There are plenty of spots in my city where a user can go to get their fix. This particular user, I never met her nor do I know her name, died on a handicapped ramp in practically anonymous manner. How do I know this? The story of this anonymous death was relayed to me by a good friend of mine about two months ago. My friend lives in an apartment complex. The woman, who was homeless, was awake and nodding off as my friend went to the bank. He returned and about three hours later he went to get some food and as he walked by this woman again she was dead, overdosed on heroin.
Overdoses are common place in my city, at least five a day with twelve deaths last month. The police carry narcan, an anti-opiate administered to people who have overdosed to counteract the effects of the drug. As I learned the police do not arrest the people they save for anything. This falls under the good Samaritan law. Heroin has this city on lock down. There are users everywhere. How did this come about?

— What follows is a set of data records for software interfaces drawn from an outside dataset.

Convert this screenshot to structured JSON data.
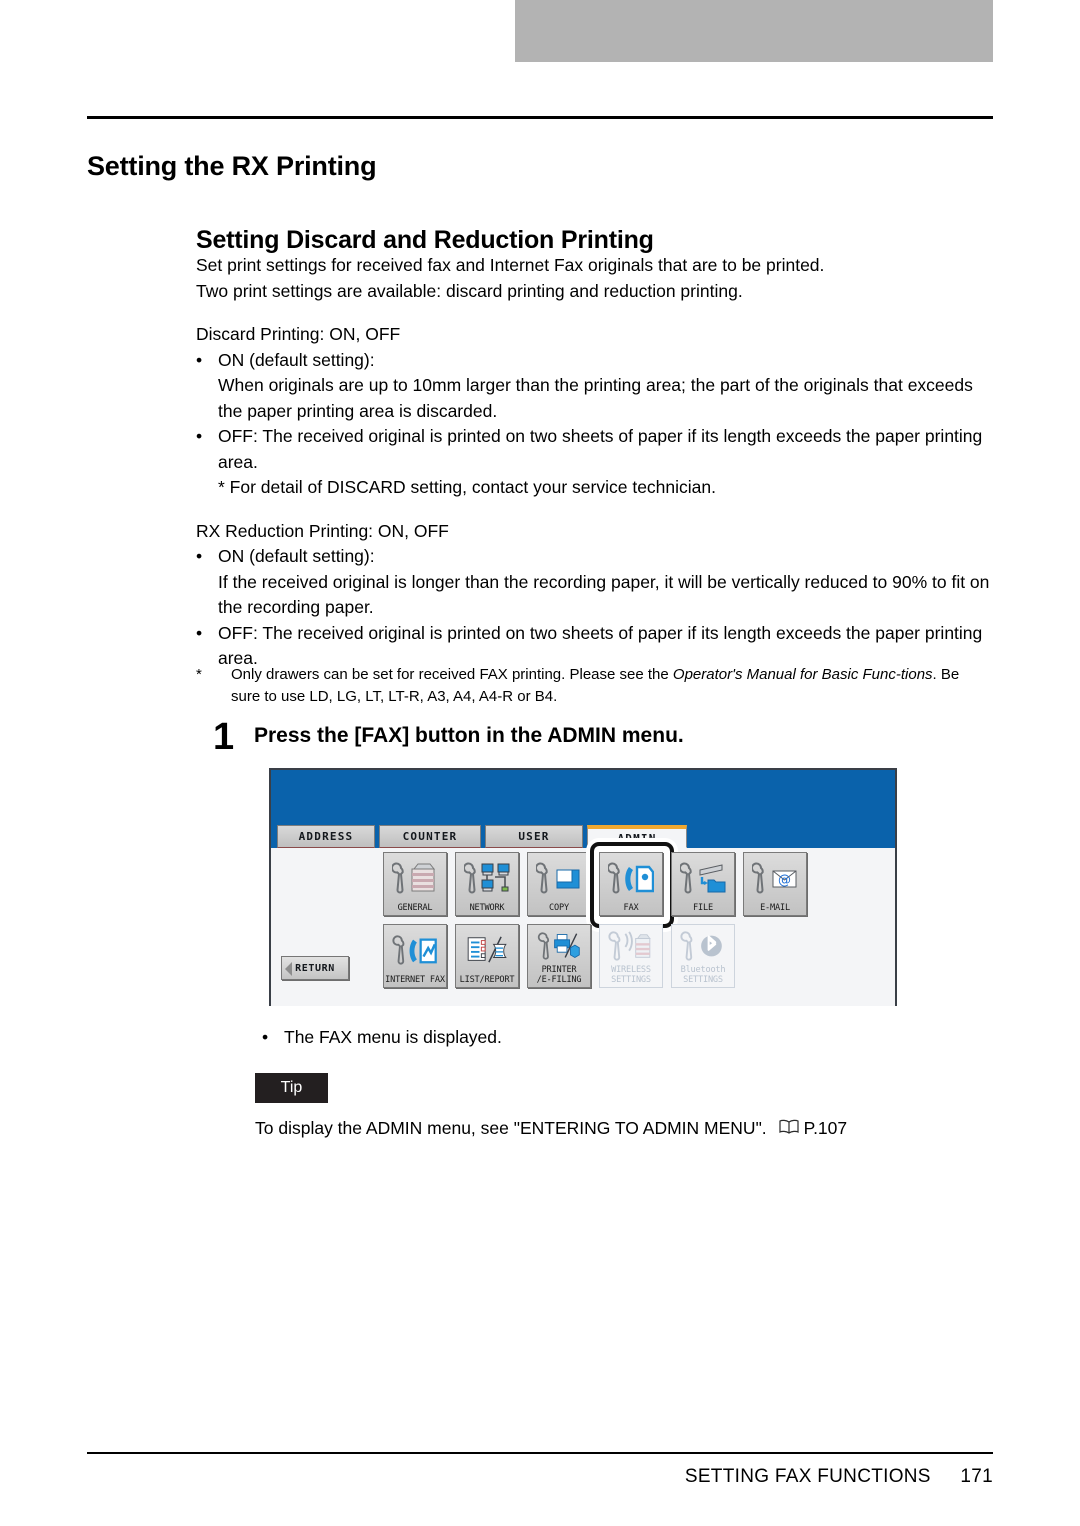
{
  "document": {
    "chapter_title": "Setting the RX Printing",
    "section_title": "Setting Discard and Reduction Printing",
    "intro_line_1": "Set print settings for received fax and Internet Fax originals that are to be printed.",
    "intro_line_2": "Two print settings are available: discard printing and reduction printing.",
    "discard": {
      "heading": "Discard Printing: ON, OFF",
      "on_label": "ON (default setting):",
      "on_body": "When originals are up to 10mm larger than the printing area; the part of the originals that exceeds the paper printing area is discarded.",
      "off_body": "OFF: The received original is printed on two sheets of paper if its length exceeds the paper printing area.",
      "note": "* For detail of DISCARD setting, contact your service technician."
    },
    "reduction": {
      "heading": "RX Reduction Printing: ON, OFF",
      "on_label": "ON (default setting):",
      "on_body": "If the received original is longer than the recording paper, it will be vertically reduced to 90% to fit on the recording paper.",
      "off_body": "OFF: The received original is printed on two sheets of paper if its length exceeds the paper printing area."
    },
    "footnote": {
      "mark": "*",
      "part1": "Only drawers can be set for received FAX printing.   Please see the ",
      "italic1": "Operator's Manual for Basic Func-",
      "italic2": "tions",
      "part2": ". Be sure to use LD, LG, LT, LT-R, A3, A4, A4-R or B4."
    },
    "step": {
      "number": "1",
      "title": "Press the [FAX] button in the ADMIN menu."
    },
    "result_bullet": "•",
    "result_text": "The FAX menu is displayed.",
    "tip": {
      "badge": "Tip",
      "text_before": "To display the ADMIN menu, see \"ENTERING TO ADMIN MENU\".",
      "reference": "P.107",
      "book_icon": "book-icon"
    },
    "footer": {
      "title": "SETTING FAX FUNCTIONS",
      "page": "171"
    },
    "bullet_char": "•"
  },
  "lcd_panel": {
    "header_color": "#0a62ab",
    "body_color": "#f4f5f7",
    "active_tab_accent": "#f0a830",
    "tabs": [
      {
        "label": "ADDRESS",
        "active": false
      },
      {
        "label": "COUNTER",
        "active": false
      },
      {
        "label": "USER",
        "active": false
      },
      {
        "label": "ADMIN",
        "active": true
      }
    ],
    "buttons_row1": [
      {
        "label": "GENERAL",
        "icon": "wrench-copier-icon",
        "disabled": false,
        "highlighted": false
      },
      {
        "label": "NETWORK",
        "icon": "wrench-network-icon",
        "disabled": false,
        "highlighted": false
      },
      {
        "label": "COPY",
        "icon": "wrench-copy-icon",
        "disabled": false,
        "highlighted": false
      },
      {
        "label": "FAX",
        "icon": "wrench-fax-icon",
        "disabled": false,
        "highlighted": true
      },
      {
        "label": "FILE",
        "icon": "wrench-file-icon",
        "disabled": false,
        "highlighted": false
      },
      {
        "label": "E-MAIL",
        "icon": "wrench-email-icon",
        "disabled": false,
        "highlighted": false
      }
    ],
    "buttons_row2": [
      {
        "label": "INTERNET FAX",
        "icon": "wrench-internetfax-icon",
        "disabled": false
      },
      {
        "label": "LIST/REPORT",
        "icon": "list-report-icon",
        "disabled": false
      },
      {
        "label": "PRINTER\n/E-FILING",
        "icon": "wrench-printer-icon",
        "disabled": false
      },
      {
        "label": "WIRELESS\nSETTINGS",
        "icon": "wireless-icon",
        "disabled": true
      },
      {
        "label": "Bluetooth\nSETTINGS",
        "icon": "bluetooth-icon",
        "disabled": true
      }
    ],
    "return_button": "RETURN"
  }
}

I put the blame squarely on the totally ineffective Drug War. The real cost of the Drug War in America is staggering. We have tens of thousands dead citizens and police. We have punishment not treatment. There are thousands of people in jail for simply possessing a drug. These are the prisoners of the Drug War. There harsh mandatory minimums that are meted out cost taxpayers billions. It costs anywhere from 20 to 30 thousand dollars a year to incarcerate one person for one year. I do not believe the measure of the efficacy of the Drug War can be measured by the number of prisoners. Instead of curtailing drug use in America we have seen a spike in truly harmful drugs like Meth and Heroin.
Yet, policy makers refuse to see the failure. They are blind to the realities that Drug War has brought about. In stead of thoughtfully looking at what is really happening they seem happy to look at what is trying to be accomplished with the blunt tool of draconian jail terms and the belief that society can simply outlaw drugs and drugs will go away. Well with a couple of decades of fighting the Drug War we have more drugs on the street than ever. One of the most insidious of the new drugs is a true gateway drug, Oxycontin. Oxycontin, if you do not know, is a synthetic opioid designed for people in truly horrendous pain from a variety of diseases. Many people abuse this pharmaceutical product. The cost for this drug on the street is high and becomes an unsustainable habit for those hooked. Make no mistake they are hooked. Oxycontin is physically addictive and requires more and more to feel the same effect. I know this because I have personally watched two people ruin there lives with this drug.
When the user runs out of money to feed this habit there are two choice: rehab or heroin. You see heroin fulfills the physical need for an opioid at dirt cheap prices, usually ten dollars a bag. However, the cycle begins again. Ten dollars a day quickly rises because of the bodies tolerance for this drug. As this path is followed users become more and more driven making money to feed the habit.
Current policy would incarcerate these users. We need to change that policy and help addicts reclaim their life. But there is no money in that. The growth of private prisons is a lens into what the criminal justice system is all bout. It is about incarceration for money not helping people reclaim their lives. Only one Presidential candidate has addressed this problem and that is Bernie Sanders. Senator Sanders has called for the removal of marijuana from the Schedule 1 list of drugs. Then he wants to allow states to make their own policies regarding marijuana. By removing marijuana from the schedule 1 list the United States would see four distinct benefits:
1. Less arrests for marijuana would help clear up the court system
2. Fewer incarcerations for simple possession freeing up $25,000 per year per inmate
3. Tax revenue would be generated for states
4. Legalization would remove money from the cartels forcing them to depend on hard drugs that have a much more limited market than marijuana.
Policymakers in Washington need to look at the real cost of the drug war and the effect it has had on our nation. Policy needs to reflect people not statistics.
This brings me back to the woman who died anonymously on a handicapped ramp in a an apartment complex. Her death is a direct result of the failed Drug War. If we had a humane policy of helping addicts recover their lives instead of punishing them for their addiction perhaps we would see fewer overdoses and fewer prisoners. It is time to reform our nation’s drug policy.
This article was written by Daniel Mahan, a writer for dusk magazine.